-- Task description --
Your answer should be a single number, the count of lines in the material with the string "Kills".

-- Record set --
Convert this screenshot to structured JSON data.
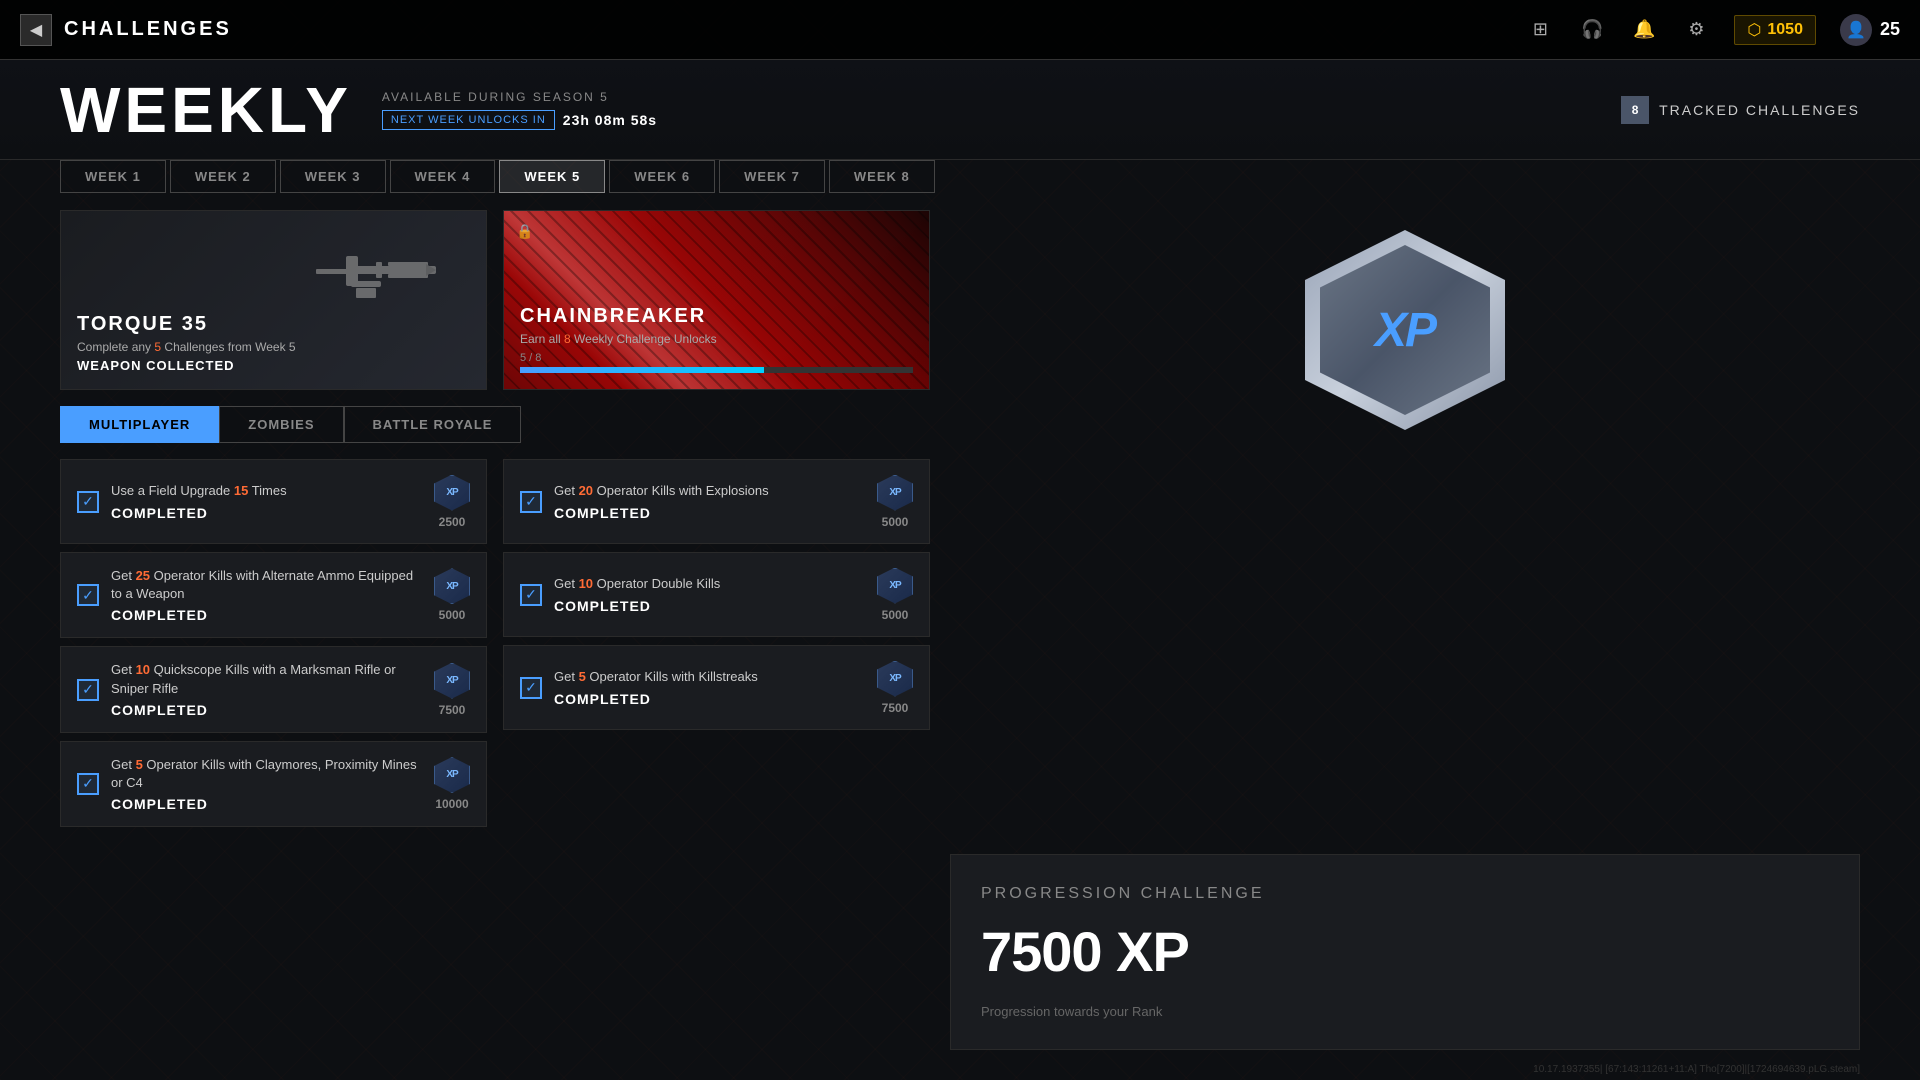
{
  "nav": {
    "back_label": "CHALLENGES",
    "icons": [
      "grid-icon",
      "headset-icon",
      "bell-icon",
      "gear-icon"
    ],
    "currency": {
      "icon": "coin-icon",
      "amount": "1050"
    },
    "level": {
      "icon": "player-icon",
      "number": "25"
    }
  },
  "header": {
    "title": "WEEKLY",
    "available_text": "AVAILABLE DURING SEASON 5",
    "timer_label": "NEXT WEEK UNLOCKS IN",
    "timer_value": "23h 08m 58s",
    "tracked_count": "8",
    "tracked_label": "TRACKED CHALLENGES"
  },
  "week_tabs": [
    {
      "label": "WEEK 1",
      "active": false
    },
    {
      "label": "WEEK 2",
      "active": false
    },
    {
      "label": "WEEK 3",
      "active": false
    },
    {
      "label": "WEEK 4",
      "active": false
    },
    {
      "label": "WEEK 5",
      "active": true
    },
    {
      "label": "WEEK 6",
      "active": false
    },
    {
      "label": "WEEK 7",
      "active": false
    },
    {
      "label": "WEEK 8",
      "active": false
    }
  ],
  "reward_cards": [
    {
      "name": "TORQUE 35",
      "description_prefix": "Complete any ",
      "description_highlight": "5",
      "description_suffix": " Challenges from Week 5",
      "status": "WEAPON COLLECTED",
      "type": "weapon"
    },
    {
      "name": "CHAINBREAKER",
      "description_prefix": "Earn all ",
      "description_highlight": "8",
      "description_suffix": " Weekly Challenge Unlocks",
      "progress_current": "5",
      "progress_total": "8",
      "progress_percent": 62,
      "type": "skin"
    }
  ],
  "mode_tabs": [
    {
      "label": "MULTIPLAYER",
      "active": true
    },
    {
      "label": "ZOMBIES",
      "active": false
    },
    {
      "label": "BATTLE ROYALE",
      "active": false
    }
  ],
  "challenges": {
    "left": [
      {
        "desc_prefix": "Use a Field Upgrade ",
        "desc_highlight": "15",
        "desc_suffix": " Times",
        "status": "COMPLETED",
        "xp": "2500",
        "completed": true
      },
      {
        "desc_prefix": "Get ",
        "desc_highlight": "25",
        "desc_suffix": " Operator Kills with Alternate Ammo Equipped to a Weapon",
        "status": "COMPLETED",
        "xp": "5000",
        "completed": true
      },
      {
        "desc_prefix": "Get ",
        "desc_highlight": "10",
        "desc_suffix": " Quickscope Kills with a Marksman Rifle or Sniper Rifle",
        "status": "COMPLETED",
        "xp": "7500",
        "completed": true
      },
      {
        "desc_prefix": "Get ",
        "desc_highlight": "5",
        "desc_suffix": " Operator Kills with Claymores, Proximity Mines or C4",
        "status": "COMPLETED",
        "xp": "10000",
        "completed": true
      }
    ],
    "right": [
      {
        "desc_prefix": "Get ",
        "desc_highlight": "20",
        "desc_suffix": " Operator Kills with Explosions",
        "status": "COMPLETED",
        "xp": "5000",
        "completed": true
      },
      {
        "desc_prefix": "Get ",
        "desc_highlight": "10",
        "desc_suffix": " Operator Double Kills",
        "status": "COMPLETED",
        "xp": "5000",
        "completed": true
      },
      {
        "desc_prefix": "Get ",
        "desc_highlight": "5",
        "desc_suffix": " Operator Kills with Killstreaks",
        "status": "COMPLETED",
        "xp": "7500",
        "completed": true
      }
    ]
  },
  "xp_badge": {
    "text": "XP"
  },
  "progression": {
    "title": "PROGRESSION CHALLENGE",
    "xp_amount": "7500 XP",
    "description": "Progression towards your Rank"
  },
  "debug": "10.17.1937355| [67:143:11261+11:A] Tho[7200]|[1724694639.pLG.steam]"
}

-- Exercise answer --
6